#### MATERIALS PROVIDED ####

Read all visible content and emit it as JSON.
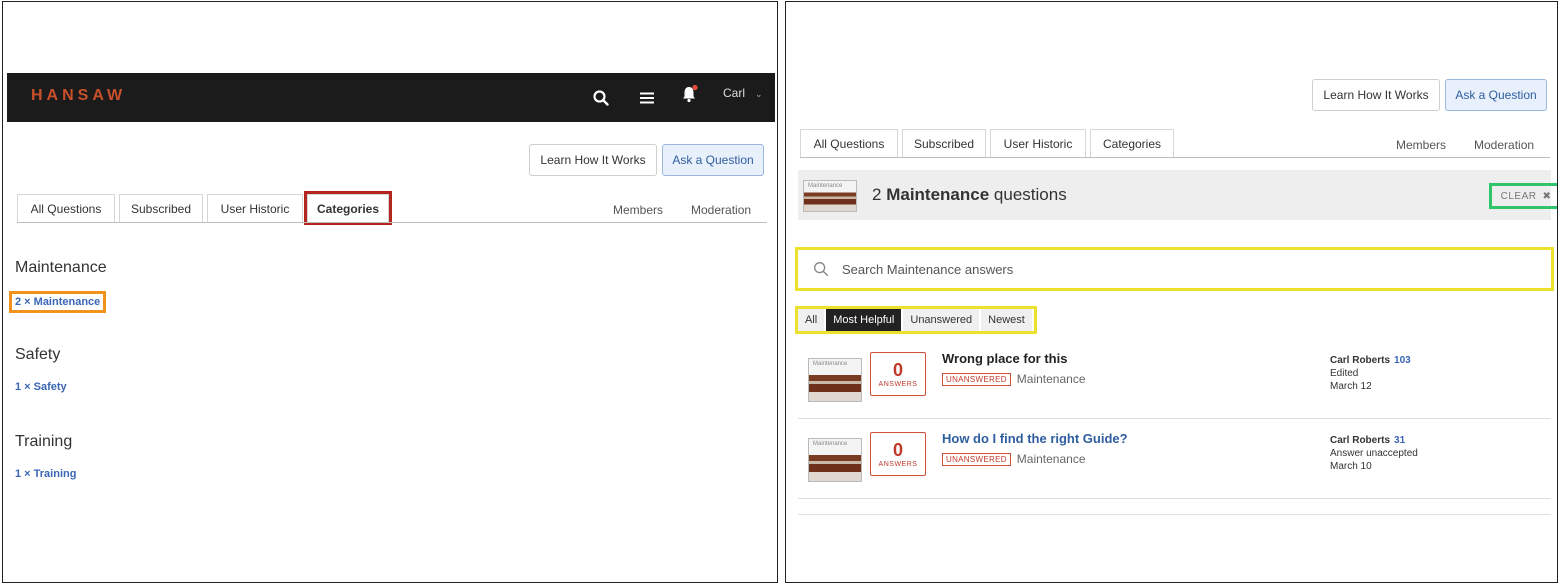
{
  "left": {
    "topbar": {
      "logo": "HANSAW",
      "user_name": "Carl",
      "user_chevron": "⌄",
      "icons": [
        "search-icon",
        "menu-icon",
        "bell-icon"
      ],
      "notification_dot_color": "#e74c3c"
    },
    "actions": {
      "learn_label": "Learn How It Works",
      "ask_label": "Ask a Question"
    },
    "tabs": [
      "All Questions",
      "Subscribed",
      "User Historic",
      "Categories"
    ],
    "active_tab": "Categories",
    "side_tabs": [
      "Members",
      "Moderation"
    ],
    "categories": [
      {
        "title": "Maintenance",
        "link": "2 × Maintenance"
      },
      {
        "title": "Safety",
        "link": "1 × Safety"
      },
      {
        "title": "Training",
        "link": "1 × Training"
      }
    ]
  },
  "right": {
    "actions": {
      "learn_label": "Learn How It Works",
      "ask_label": "Ask a Question"
    },
    "tabs": [
      "All Questions",
      "Subscribed",
      "User Historic",
      "Categories"
    ],
    "side_tabs": [
      "Members",
      "Moderation"
    ],
    "banner": {
      "thumb_label": "Maintenance",
      "count": "2",
      "category": "Maintenance",
      "suffix": "questions",
      "clear_label": "CLEAR",
      "clear_icon": "✖"
    },
    "search": {
      "placeholder": "Search Maintenance answers"
    },
    "filters": [
      "All",
      "Most Helpful",
      "Unanswered",
      "Newest"
    ],
    "active_filter": "Most Helpful",
    "questions": [
      {
        "thumb_label": "Maintenance",
        "answers": "0",
        "answers_label": "ANSWERS",
        "title": "Wrong place for this",
        "status": "UNANSWERED",
        "category": "Maintenance",
        "author": "Carl Roberts",
        "rep": "103",
        "action": "Edited",
        "date": "March 12"
      },
      {
        "thumb_label": "Maintenance",
        "answers": "0",
        "answers_label": "ANSWERS",
        "title": "How do I find the right Guide?",
        "status": "UNANSWERED",
        "category": "Maintenance",
        "author": "Carl Roberts",
        "rep": "31",
        "action": "Answer unaccepted",
        "date": "March 10"
      }
    ]
  },
  "colors": {
    "link": "#3a66b5",
    "accent_orange": "#c8502a",
    "highlight_red": "#b3261e",
    "highlight_orange": "#f0921c",
    "highlight_yellow": "#ece12c",
    "highlight_green": "#2fc56a"
  }
}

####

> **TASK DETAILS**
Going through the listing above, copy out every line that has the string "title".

> **SOLUTION TO THIS PROBLEM**
        "title": "Maintenance",
        "title": "Safety",
        "title": "Training",
        "title": "Wrong place for this",
        "title": "How do I find the right Guide?",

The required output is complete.